The boardwalk ends at a set of wooden stairs which leads to a 4-way junction with a wide, sandy trail from Lincoln Blvd. and Baker Beach. We turn right up the trail and ascend through an aging cypress plantation, enjoying occasional glimpes of the dune habitat in the valley below. At the top of the trail we turn right on Battery Caufield Road past the old Public Health Hospital (now being rebuilt as apartments). In 2010 a new trail will skirt the edge of the parking lot with an overlook of Lobos Creek Valley. If' we're out for a short walk, we angle right and exit the Presidio at 15th Ave.; for a longer walk we continue east past the old hospital buildings, along then under Highway 1 to Mountain Lake Park and beyond.

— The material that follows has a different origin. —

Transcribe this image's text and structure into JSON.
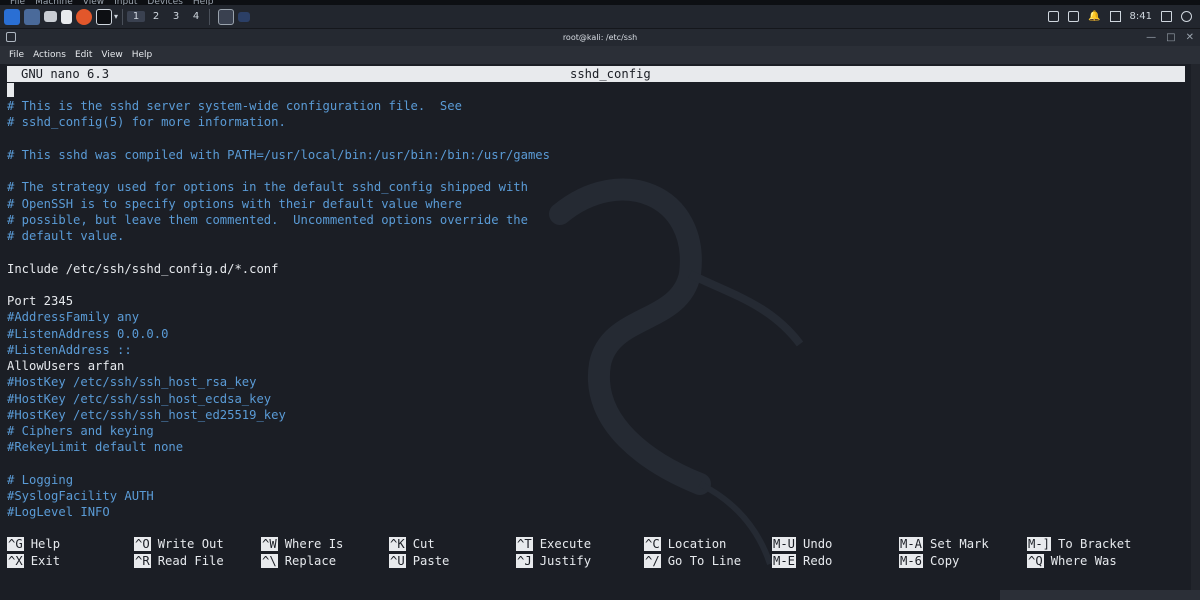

Since we live near Golden Gate Park, one of the special features of this walk is we can vary our route through the Richmond District, zig-zagging past our local produce markets, delis, and grocery stores. If we're feeling decadent we plot a course past all the restaurants on Geary and outer Clement; if we're on a diet, we pick alternate streets that avoid temptation. As a general walk, you could make it a loop and enjoy the streetlife on Geary or Clement, or the mansions of Lake Street, or you could use MUNI to start near the beginning of the trail and return from the other end. MUNI 1 California, 38 Geary run parallel to the dunes; 28 19th Ave. and 29 Sunset stop near either end.
Baker Beach to Golden Gate Bridge: Coastal Trail and Batteries to Bluffs Trail
From the Richmond District, head north on 25th Ave.. Cross Lincoln Blvd./El Camino del Mar and go one block further to a T-intersection with Scenic, and angle right. 25th Ave. continues one more block then bends sharp left as Seacliff Ave; go left 1/2 short block then turn right on 25th Ave. North. Keep right amidst the mansions and arrive at a cul-de-sac with an iron fence and an open gate. Pass through the gate and find a wooden stairway which descends north through a willow grove to Baker Beach. At the bottom, veer left. Lobos Creek emerges from a pipe and takes a sinuous course through the sand to the ocean; pause to admire the ripples and patterns. Keep the creek on your left and make your way down to the water's edge, then head north along Baker Beach a ways.
more to come...sand ladder to Lincoln, Battery Crosby trail, down stairs to Marshalls Beach, up stairs to Lincoln, etc.
GGNRA Lands End: Coastal Trail and Mile Rock Beach
I'll tell you about it. Cliffs, landslides, stone steps, a hidden beach and a labyrinth.
More to come...
©2010 Ben Pease